__Problem__.
Within the records, find every line that includes the word "réseau" and copy it.

[Data records for software interfaces]
⟨

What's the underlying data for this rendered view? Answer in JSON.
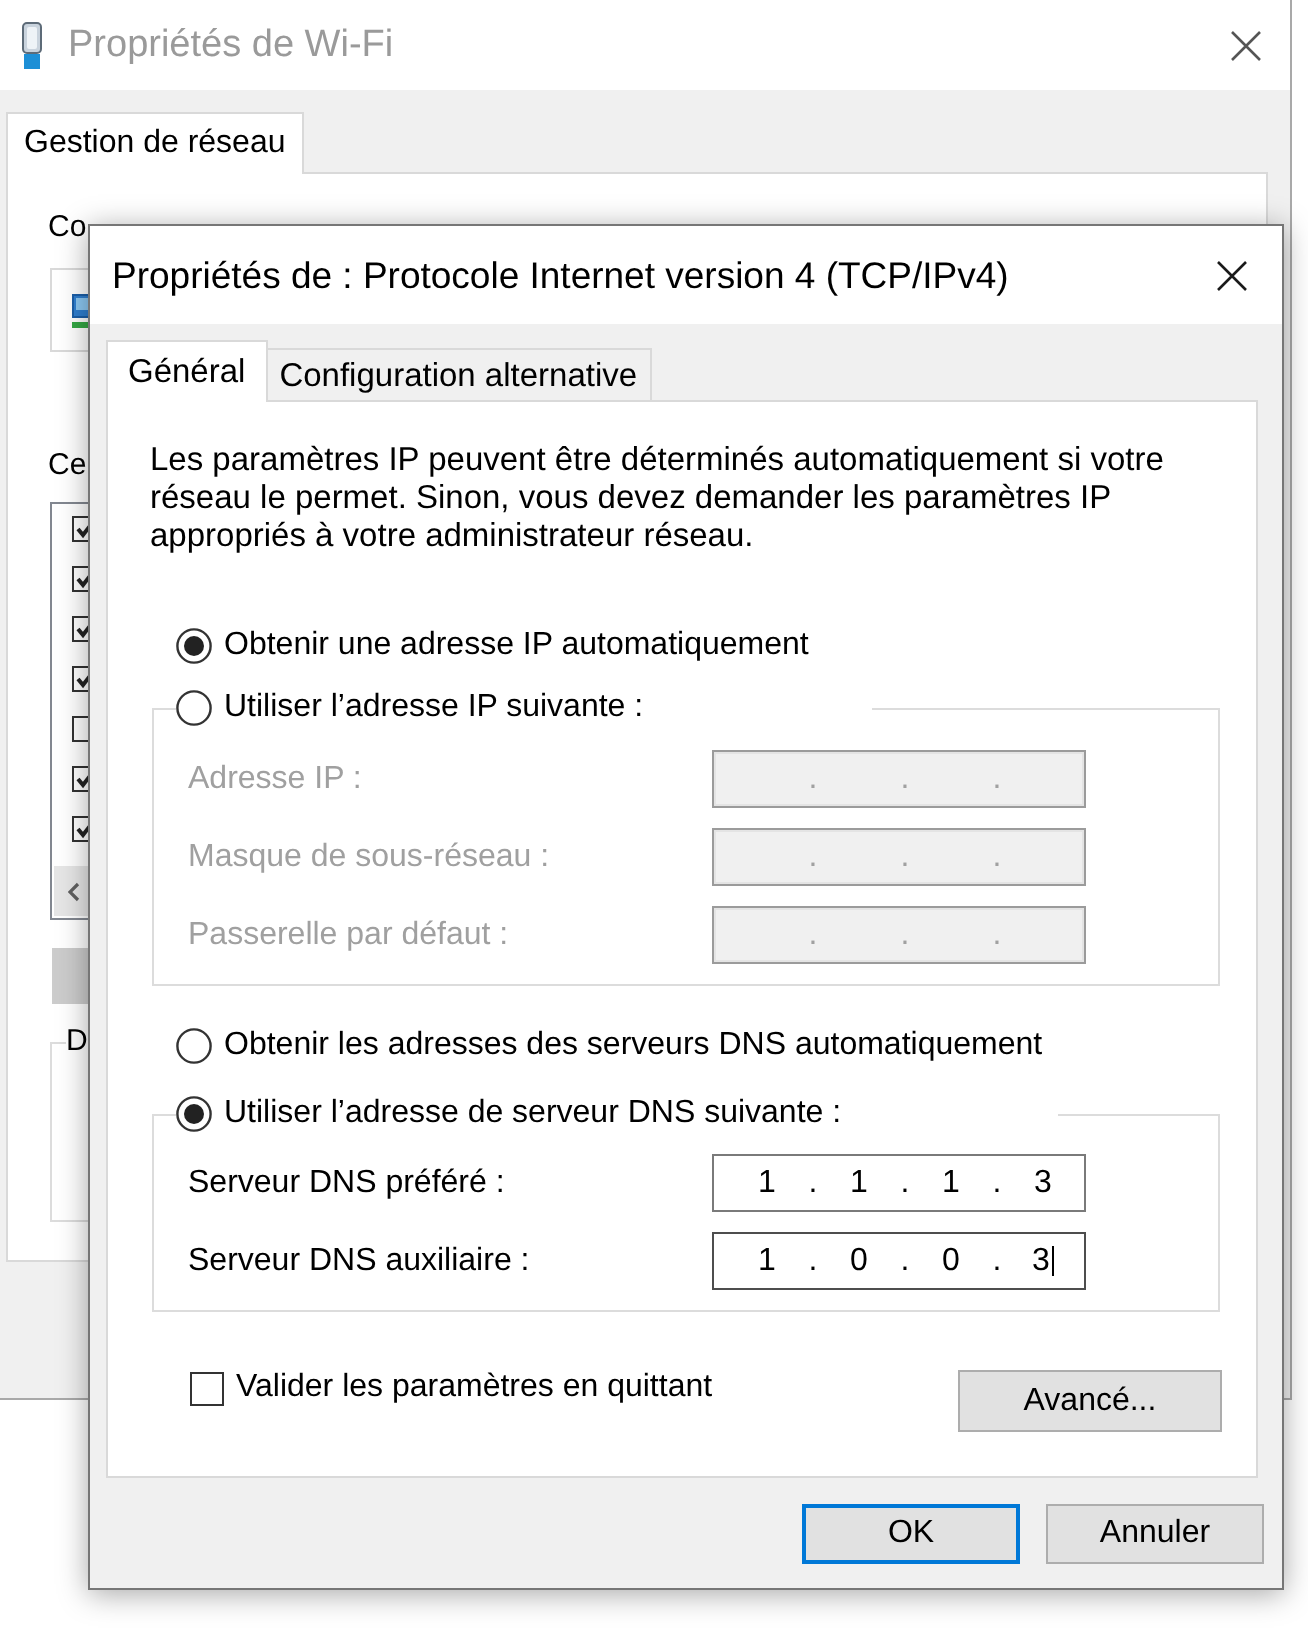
{
  "background_window": {
    "title": "Propriétés de Wi-Fi",
    "active": false,
    "tabs": [
      {
        "label": "Gestion de réseau",
        "selected": true
      }
    ],
    "connection_label": "Co",
    "components_label": "Ce",
    "components": [
      {
        "checked": true
      },
      {
        "checked": true
      },
      {
        "checked": true
      },
      {
        "checked": true
      },
      {
        "checked": false
      },
      {
        "checked": true
      },
      {
        "checked": true
      }
    ],
    "description_label": "D"
  },
  "dialog": {
    "title": "Propriétés de : Protocole Internet version 4 (TCP/IPv4)",
    "active": true,
    "tabs": [
      {
        "label": "Général",
        "selected": true
      },
      {
        "label": "Configuration alternative",
        "selected": false
      }
    ],
    "intro": "Les paramètres IP peuvent être déterminés automatiquement si votre réseau le permet. Sinon, vous devez demander les paramètres IP appropriés à votre administrateur réseau.",
    "ip_mode": [
      {
        "label": "Obtenir une adresse IP automatiquement",
        "selected": true
      },
      {
        "label": "Utiliser l’adresse IP suivante :",
        "selected": false
      }
    ],
    "ip_fields": [
      {
        "label": "Adresse IP :",
        "value": ". . .",
        "disabled": true,
        "focused": false
      },
      {
        "label": "Masque de sous-réseau :",
        "value": ". . .",
        "disabled": true,
        "focused": false
      },
      {
        "label": "Passerelle par défaut :",
        "value": ". . .",
        "disabled": true,
        "focused": false
      }
    ],
    "dns_mode": [
      {
        "label": "Obtenir les adresses des serveurs DNS automatiquement",
        "selected": false
      },
      {
        "label": "Utiliser l’adresse de serveur DNS suivante :",
        "selected": true
      }
    ],
    "dns_fields": [
      {
        "label": "Serveur DNS préféré :",
        "value": "1 . 1 . 1 . 3",
        "disabled": false,
        "focused": false
      },
      {
        "label": "Serveur DNS auxiliaire :",
        "value": "1 . 0 . 0 . 3",
        "disabled": false,
        "focused": true
      }
    ],
    "validate_on_exit": {
      "label": "Valider les paramètres en quittant",
      "checked": false
    },
    "advanced_button": "Avancé...",
    "buttons": [
      {
        "label": "OK",
        "default": true
      },
      {
        "label": "Annuler",
        "default": false
      }
    ]
  }
}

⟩

__Solution for this exercise__.
        "label": "Gestion de réseau",
    "intro": "Les paramètres IP peuvent être déterminés automatiquement si votre réseau le permet. Sinon, vous devez demander les paramètres IP appropriés à votre administrateur réseau.",
        "label": "Masque de sous-réseau :",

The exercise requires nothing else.